There are two things that I think are a great idea, regardless of the age of your home. If you are currently on a septic system, I highly recommend you have your tank pumped and inspected prior to putting the home on the market as this serves not only as great preventive maintenance but will also put a stop to any potential septic issues before they generally get started. Also, have a licensed heating and air conditioning professional come and give your heating and cooling systems the once-over and provide a receipt for a clean bill of health.

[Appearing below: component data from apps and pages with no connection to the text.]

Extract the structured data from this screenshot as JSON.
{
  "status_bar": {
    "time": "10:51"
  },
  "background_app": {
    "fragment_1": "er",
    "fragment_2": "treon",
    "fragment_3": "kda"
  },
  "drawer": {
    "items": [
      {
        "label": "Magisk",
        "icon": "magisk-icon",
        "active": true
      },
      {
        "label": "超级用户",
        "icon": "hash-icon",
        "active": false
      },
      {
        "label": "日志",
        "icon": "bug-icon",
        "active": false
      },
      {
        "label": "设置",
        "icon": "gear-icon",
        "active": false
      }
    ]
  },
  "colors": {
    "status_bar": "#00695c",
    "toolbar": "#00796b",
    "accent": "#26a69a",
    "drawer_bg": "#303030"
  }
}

There are two things that I think are a great idea, regardless of the age of your home. If you are currently on a septic system, I highly recommend you have your tank pumped and inspected prior to putting the home on the market as this serves not only as great preventive maintenance but will also put a stop to any potential septic issues before they generally get started. Also, have a licensed heating and air conditioning professional come and give your heating and cooling systems the once-over and provide a receipt for a clean bill of health.  Septic systems and your home’s mechanical systems (especially heating) are two items that many home inspectors single out and recommend buyers have those evaluated by septic and HVAC professionals. It is good preventive maintenance and eliminates the potential for a conflict of interest to have those things checked out ahead of time. One more thing, if you have any question or doubts about your roof, have that inspected also. Roof inspections are generally free and will bring any potential issues to light and notify you in advance if your roof is at the end of its expected life.

I recommend a pre-sales inspection if you have ANY concerns about a “deal killer” issue that may come to light. If you have no concerns about that, then I would not do one. You know your home better than anyone and if you think you need to have one done let me know and I will be happy to recommend a few inspectors that will do a great job!  A pre-sales inspection is not for everyone, but maybe it should be….. I am finding myself rethinking the issue as I write this column. Thanks for the thought provoking question.

Dave Kimbrough
The Kimbrough Team